──────── Entries supplied ────────

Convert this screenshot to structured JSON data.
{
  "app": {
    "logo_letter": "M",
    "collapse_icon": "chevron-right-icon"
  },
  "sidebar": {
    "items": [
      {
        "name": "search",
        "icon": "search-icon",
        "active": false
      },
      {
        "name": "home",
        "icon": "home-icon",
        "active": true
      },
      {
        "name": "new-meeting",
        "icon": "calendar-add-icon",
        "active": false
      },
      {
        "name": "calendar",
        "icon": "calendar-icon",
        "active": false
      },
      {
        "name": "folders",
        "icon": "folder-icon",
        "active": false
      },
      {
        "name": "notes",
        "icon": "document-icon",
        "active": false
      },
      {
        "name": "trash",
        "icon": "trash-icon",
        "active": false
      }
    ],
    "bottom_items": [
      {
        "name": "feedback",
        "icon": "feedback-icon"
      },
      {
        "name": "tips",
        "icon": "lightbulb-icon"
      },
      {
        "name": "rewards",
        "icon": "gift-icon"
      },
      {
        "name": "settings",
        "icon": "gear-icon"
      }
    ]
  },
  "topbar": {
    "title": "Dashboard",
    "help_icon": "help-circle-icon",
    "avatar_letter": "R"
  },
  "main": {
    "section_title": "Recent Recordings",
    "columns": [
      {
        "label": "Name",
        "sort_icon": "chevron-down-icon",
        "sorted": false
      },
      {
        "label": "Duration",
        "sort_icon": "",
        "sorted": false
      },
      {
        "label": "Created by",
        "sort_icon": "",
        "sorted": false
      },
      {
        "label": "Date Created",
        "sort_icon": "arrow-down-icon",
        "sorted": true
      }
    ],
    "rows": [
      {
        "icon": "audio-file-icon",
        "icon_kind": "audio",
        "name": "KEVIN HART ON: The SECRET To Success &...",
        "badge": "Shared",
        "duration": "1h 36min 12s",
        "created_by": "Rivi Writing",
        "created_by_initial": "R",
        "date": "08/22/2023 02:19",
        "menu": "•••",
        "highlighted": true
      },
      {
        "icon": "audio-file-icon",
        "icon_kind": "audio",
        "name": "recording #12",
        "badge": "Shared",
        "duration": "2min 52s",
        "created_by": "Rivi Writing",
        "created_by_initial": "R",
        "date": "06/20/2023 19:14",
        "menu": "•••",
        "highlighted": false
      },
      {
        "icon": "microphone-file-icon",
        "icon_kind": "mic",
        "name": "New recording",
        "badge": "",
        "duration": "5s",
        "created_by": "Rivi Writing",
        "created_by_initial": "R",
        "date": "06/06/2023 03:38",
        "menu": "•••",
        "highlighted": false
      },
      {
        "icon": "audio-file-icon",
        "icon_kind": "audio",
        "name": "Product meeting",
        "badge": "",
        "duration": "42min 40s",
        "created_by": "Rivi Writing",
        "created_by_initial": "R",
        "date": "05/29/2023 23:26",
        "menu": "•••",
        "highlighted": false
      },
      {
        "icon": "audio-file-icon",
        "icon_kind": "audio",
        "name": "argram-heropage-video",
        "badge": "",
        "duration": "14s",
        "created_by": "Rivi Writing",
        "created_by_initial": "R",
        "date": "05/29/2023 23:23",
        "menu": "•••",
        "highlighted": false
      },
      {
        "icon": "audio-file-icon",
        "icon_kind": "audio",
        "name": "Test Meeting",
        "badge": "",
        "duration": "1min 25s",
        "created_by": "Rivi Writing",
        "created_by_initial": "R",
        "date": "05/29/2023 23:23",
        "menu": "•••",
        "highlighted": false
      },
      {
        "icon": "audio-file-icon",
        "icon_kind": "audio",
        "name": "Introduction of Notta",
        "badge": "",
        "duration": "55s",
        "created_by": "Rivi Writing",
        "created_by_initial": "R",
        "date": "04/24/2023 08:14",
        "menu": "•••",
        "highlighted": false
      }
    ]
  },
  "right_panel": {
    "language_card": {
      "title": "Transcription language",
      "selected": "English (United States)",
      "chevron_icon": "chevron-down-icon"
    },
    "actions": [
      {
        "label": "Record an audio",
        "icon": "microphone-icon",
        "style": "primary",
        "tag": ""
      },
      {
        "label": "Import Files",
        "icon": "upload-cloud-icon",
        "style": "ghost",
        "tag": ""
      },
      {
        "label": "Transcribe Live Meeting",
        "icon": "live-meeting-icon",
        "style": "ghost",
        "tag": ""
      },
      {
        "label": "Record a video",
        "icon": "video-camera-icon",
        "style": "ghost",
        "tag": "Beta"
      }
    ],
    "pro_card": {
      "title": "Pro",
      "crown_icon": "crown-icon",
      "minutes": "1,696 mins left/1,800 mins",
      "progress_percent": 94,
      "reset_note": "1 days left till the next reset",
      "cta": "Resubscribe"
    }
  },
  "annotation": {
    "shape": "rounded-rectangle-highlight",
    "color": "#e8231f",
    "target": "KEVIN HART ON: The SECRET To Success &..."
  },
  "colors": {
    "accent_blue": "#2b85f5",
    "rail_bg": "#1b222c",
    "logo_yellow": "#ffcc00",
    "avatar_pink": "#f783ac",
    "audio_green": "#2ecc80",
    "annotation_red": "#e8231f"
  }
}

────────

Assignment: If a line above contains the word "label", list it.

Exercise response:
        "label": "Name",
        "label": "Duration",
        "label": "Created by",
        "label": "Date Created",
        "label": "Record an audio",
        "label": "Import Files",
        "label": "Transcribe Live Meeting",
        "label": "Record a video",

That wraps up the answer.